[TASK DESCRIPTION] Find the string "Type" in the records. Copy every line it appears in.

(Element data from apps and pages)
++++

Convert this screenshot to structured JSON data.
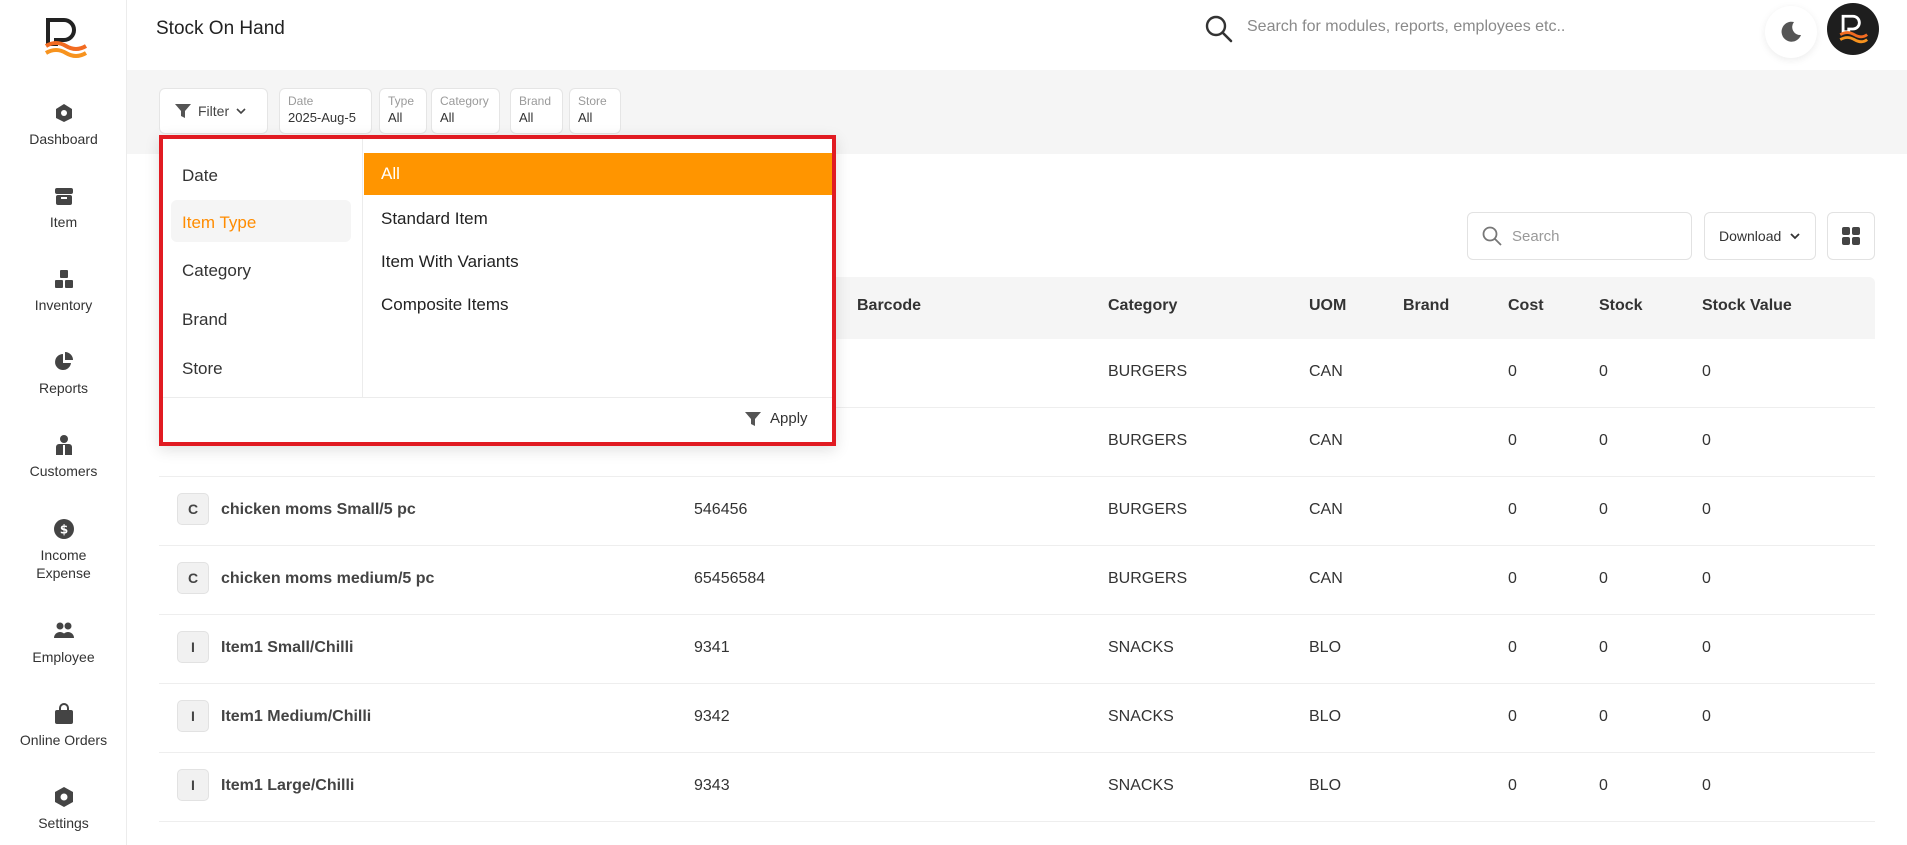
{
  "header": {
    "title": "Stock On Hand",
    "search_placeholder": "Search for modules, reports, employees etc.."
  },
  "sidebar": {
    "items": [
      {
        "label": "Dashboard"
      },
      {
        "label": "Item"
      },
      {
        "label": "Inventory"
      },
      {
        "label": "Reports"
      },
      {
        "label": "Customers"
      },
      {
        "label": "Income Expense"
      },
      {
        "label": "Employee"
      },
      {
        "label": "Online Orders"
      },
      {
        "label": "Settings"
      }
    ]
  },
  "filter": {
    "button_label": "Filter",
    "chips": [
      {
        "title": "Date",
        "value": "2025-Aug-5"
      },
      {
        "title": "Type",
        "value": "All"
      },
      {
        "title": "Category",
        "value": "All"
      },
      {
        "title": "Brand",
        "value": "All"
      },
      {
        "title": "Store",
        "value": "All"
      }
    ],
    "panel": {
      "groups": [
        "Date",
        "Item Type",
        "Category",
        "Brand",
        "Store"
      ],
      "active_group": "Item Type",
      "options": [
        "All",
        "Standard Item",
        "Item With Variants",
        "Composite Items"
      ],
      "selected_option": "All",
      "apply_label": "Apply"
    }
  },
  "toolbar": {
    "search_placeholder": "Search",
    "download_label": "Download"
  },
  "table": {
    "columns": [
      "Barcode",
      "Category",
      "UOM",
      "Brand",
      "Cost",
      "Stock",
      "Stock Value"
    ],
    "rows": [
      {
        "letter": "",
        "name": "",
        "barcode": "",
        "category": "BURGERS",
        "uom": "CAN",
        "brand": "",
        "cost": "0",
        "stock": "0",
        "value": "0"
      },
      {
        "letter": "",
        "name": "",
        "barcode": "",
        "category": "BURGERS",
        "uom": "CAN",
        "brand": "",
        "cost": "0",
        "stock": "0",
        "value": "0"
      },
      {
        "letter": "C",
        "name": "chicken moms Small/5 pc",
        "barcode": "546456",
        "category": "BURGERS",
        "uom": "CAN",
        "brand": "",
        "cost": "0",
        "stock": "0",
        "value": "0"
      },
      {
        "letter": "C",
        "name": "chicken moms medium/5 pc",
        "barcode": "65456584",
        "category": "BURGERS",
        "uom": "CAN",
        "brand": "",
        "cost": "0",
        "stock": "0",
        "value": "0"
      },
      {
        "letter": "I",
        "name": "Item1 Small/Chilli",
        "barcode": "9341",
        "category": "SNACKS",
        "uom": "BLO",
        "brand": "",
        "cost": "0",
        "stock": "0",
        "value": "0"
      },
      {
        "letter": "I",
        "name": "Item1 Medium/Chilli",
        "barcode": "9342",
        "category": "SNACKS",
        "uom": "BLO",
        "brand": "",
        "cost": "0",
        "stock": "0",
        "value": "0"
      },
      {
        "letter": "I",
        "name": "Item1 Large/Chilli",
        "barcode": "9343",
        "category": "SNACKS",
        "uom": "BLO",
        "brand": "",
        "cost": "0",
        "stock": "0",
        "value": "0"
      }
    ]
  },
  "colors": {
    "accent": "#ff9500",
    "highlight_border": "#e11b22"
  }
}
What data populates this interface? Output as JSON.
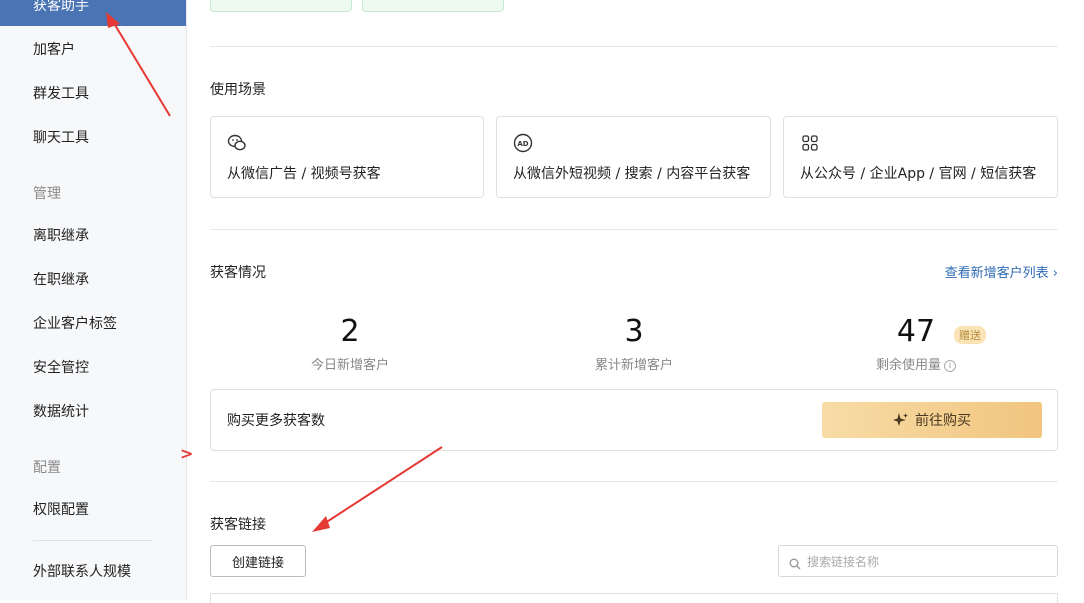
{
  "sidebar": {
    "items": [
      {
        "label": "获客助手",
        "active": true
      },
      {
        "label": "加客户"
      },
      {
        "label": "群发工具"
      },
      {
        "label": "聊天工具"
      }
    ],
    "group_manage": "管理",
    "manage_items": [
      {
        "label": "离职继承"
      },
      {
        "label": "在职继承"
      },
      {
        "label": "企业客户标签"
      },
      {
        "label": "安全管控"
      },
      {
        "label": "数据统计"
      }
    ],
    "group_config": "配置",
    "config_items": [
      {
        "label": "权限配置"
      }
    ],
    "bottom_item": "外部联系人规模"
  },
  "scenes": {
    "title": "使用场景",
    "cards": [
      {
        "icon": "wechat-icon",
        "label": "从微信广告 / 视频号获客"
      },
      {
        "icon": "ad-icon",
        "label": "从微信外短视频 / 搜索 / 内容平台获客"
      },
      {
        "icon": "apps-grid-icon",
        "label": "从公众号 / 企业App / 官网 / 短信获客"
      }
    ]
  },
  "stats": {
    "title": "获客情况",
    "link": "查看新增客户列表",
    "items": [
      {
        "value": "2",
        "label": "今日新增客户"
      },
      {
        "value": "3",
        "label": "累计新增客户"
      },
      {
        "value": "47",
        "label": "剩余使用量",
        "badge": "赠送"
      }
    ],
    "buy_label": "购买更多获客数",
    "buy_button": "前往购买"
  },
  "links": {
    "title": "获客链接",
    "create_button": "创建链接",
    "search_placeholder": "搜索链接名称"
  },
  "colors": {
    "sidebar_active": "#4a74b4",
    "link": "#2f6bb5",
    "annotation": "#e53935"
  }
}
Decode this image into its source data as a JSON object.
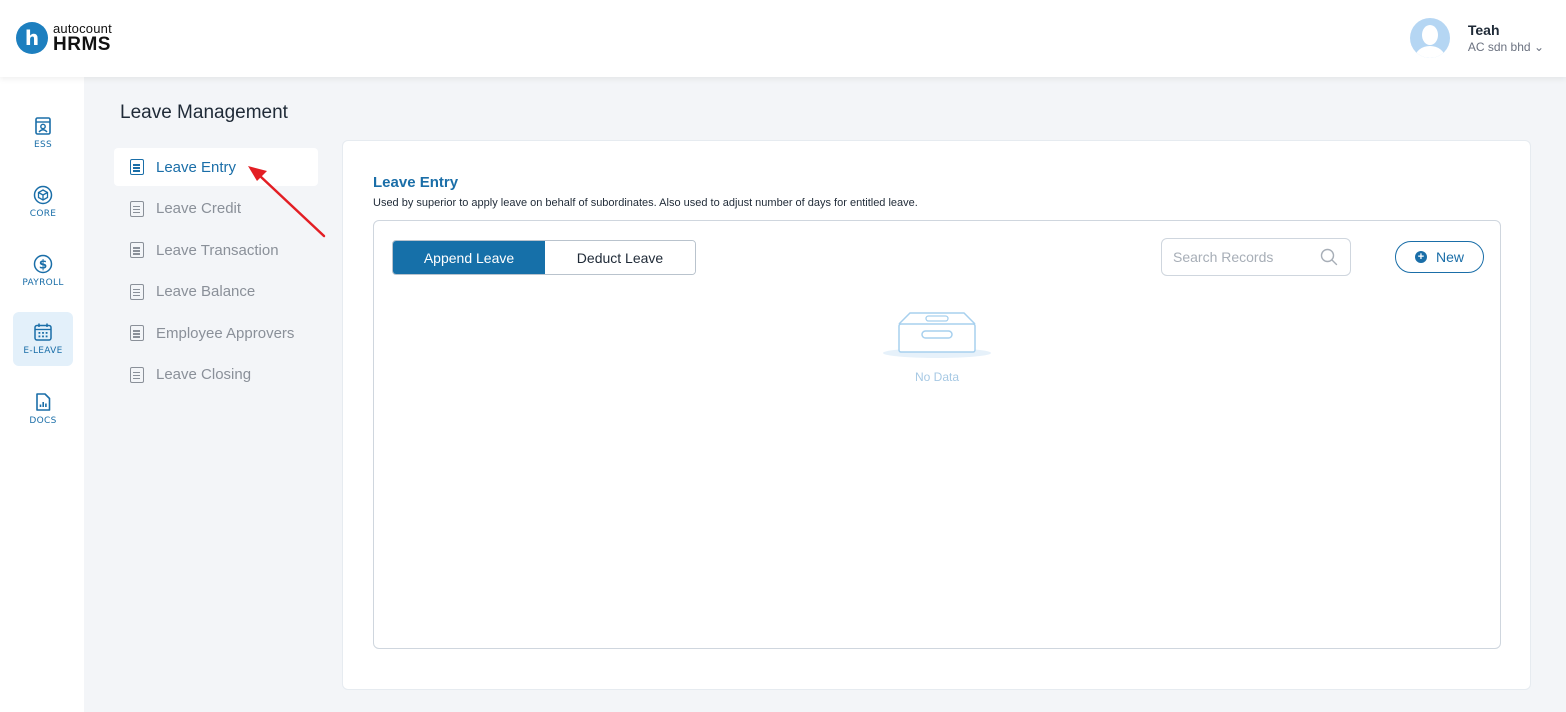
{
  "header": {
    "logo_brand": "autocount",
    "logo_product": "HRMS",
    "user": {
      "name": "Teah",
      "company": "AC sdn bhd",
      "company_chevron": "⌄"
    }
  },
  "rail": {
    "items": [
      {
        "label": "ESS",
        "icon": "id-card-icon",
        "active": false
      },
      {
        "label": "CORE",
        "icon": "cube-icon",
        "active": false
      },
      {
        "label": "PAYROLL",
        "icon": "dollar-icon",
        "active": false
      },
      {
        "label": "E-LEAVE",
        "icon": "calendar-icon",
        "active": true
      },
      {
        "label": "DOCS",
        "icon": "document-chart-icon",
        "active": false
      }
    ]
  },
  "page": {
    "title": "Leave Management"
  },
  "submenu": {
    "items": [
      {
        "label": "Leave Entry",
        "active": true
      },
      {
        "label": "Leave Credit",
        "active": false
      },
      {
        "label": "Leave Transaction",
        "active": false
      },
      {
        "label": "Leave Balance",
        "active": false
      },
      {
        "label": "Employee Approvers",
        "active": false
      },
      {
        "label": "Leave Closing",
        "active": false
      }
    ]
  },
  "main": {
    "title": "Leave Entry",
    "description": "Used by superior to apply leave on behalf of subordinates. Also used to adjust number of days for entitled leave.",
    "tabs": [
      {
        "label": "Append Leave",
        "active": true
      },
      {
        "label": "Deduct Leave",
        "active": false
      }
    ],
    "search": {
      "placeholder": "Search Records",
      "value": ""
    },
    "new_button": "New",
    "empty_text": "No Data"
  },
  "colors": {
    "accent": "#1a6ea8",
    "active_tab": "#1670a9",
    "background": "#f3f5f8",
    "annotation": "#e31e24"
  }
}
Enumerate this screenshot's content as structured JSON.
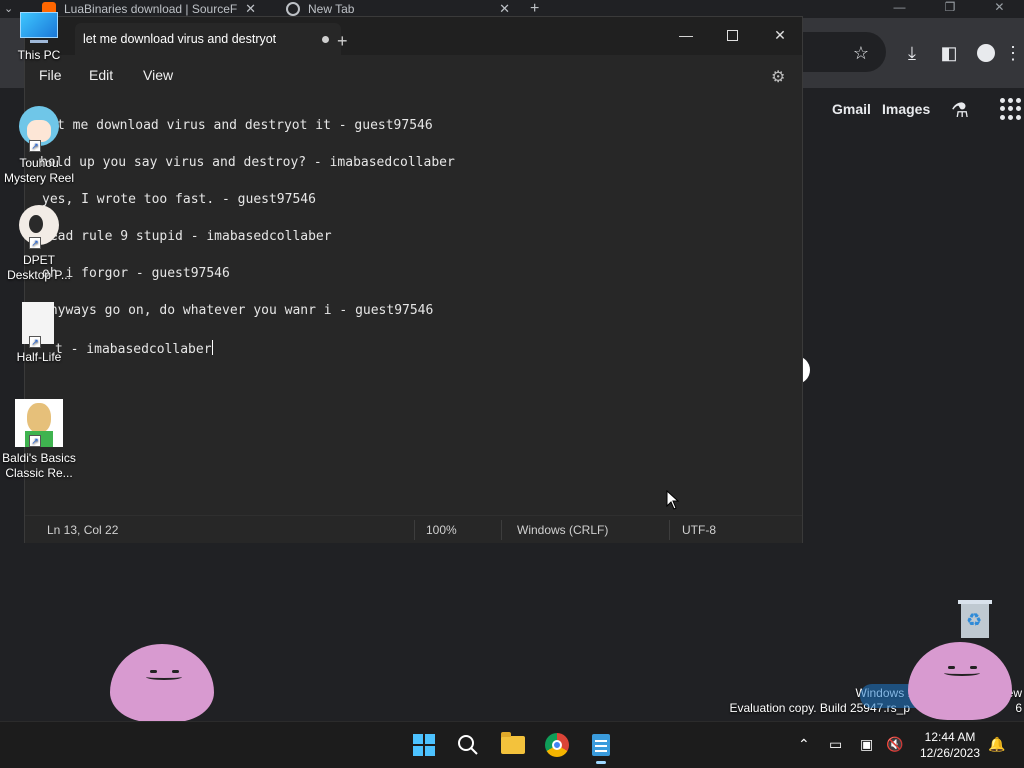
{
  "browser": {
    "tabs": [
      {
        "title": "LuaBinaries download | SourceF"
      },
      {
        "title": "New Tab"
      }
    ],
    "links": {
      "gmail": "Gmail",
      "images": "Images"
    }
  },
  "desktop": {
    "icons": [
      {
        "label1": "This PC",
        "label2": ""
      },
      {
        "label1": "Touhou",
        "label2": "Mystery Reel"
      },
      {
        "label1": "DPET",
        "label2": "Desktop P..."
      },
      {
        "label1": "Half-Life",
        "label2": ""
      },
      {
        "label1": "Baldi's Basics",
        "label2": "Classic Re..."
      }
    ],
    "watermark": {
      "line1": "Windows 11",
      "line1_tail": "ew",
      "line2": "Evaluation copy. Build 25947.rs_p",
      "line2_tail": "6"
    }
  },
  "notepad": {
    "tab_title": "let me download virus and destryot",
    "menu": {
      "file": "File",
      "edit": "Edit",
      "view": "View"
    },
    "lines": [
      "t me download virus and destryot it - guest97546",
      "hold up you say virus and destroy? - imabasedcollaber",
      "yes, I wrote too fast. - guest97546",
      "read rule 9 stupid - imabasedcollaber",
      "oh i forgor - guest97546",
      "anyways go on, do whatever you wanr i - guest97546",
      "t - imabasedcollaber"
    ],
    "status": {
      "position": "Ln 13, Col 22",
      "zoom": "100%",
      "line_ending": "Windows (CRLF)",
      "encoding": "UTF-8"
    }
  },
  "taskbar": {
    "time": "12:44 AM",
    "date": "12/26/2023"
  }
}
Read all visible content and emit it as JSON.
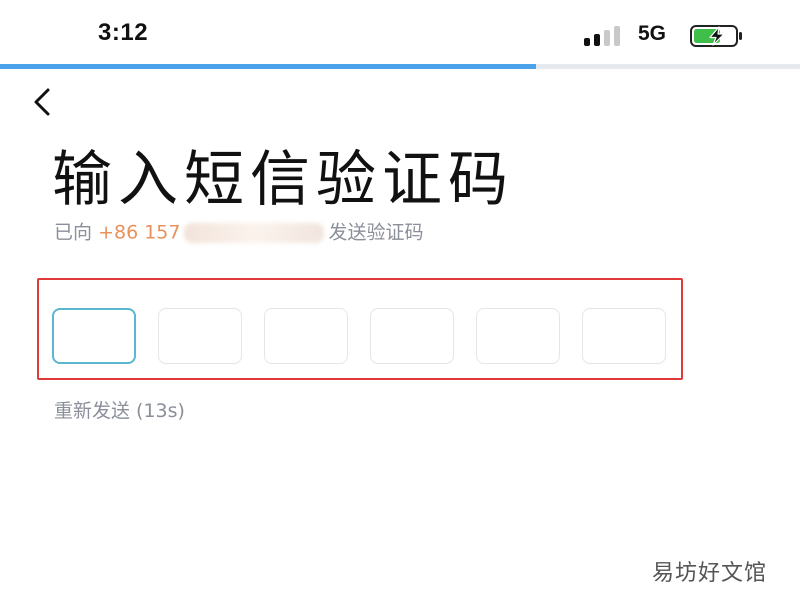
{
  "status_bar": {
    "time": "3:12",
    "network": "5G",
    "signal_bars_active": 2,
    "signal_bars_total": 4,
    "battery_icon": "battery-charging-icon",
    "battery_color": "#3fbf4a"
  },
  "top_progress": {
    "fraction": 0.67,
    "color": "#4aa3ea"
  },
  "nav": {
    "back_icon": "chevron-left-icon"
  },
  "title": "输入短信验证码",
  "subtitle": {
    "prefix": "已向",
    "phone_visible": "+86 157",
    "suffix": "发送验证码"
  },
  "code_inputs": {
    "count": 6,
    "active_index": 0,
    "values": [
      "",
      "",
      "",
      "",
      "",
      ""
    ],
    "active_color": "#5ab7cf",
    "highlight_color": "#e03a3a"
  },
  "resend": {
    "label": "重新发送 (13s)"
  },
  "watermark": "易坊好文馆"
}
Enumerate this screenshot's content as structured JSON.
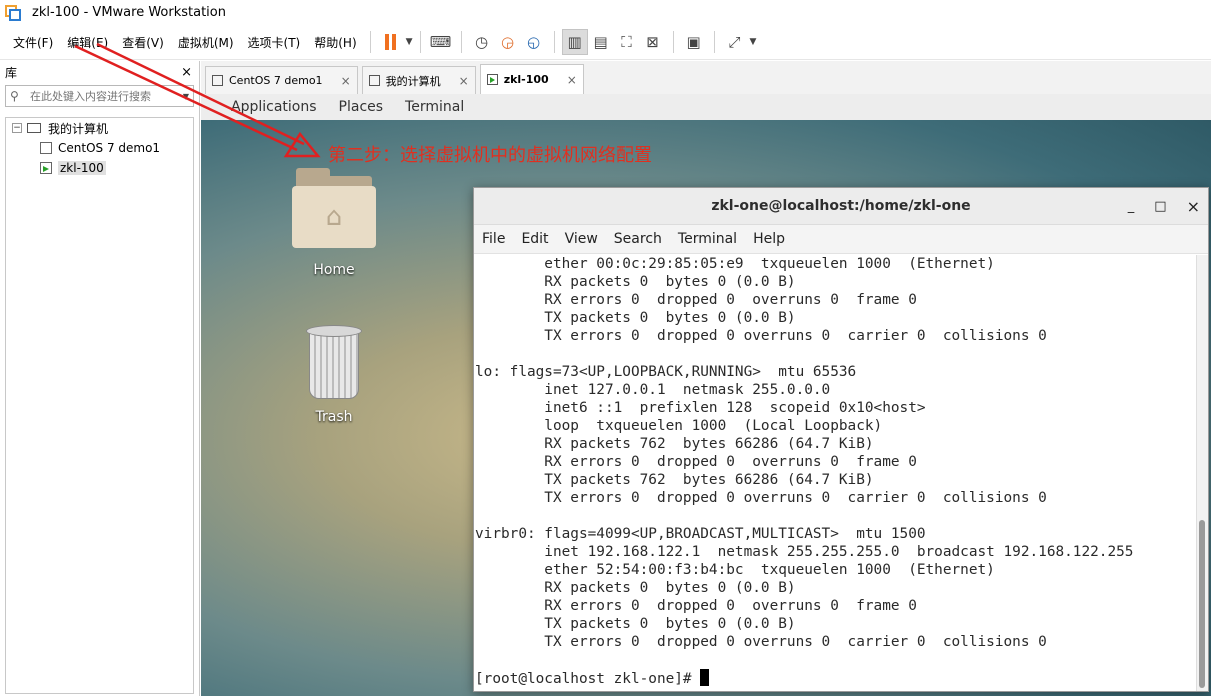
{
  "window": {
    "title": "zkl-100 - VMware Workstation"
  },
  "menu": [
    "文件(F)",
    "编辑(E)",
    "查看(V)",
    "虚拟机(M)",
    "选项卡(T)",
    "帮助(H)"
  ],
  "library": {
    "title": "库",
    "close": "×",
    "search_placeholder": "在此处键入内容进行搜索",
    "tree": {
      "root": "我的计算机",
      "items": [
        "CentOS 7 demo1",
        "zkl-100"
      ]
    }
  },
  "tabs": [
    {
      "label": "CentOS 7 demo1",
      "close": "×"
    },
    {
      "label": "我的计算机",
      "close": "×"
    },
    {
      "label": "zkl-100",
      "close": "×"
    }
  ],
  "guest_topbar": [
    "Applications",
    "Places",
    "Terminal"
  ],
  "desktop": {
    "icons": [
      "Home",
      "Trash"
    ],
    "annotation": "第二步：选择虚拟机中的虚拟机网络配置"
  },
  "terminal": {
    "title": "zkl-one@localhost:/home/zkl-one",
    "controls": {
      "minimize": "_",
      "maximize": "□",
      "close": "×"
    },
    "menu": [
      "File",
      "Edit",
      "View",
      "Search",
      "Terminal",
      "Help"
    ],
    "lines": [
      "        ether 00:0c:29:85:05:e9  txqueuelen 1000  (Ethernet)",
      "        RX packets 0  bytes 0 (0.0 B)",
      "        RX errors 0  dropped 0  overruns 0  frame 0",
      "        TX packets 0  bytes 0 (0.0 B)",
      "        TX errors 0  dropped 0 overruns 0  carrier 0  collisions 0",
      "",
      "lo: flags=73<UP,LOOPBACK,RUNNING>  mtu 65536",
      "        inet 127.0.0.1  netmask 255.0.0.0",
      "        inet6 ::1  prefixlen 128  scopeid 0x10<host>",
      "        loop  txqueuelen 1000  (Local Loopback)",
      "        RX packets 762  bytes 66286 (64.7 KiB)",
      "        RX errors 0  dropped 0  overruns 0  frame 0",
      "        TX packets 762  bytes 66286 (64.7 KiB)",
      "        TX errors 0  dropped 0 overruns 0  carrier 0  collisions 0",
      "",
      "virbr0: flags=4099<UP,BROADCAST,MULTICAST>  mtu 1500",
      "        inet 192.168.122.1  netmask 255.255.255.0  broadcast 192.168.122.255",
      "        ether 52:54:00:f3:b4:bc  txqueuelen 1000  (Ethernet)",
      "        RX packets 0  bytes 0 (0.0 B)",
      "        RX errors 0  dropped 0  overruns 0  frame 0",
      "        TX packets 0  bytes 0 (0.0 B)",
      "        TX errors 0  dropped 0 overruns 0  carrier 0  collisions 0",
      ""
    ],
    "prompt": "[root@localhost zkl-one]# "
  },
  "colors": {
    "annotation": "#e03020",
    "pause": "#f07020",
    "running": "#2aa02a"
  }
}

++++

[OUTPUT BELOW]
        "title": "Type",
        "Item Type",
      "active_group": "Item Type",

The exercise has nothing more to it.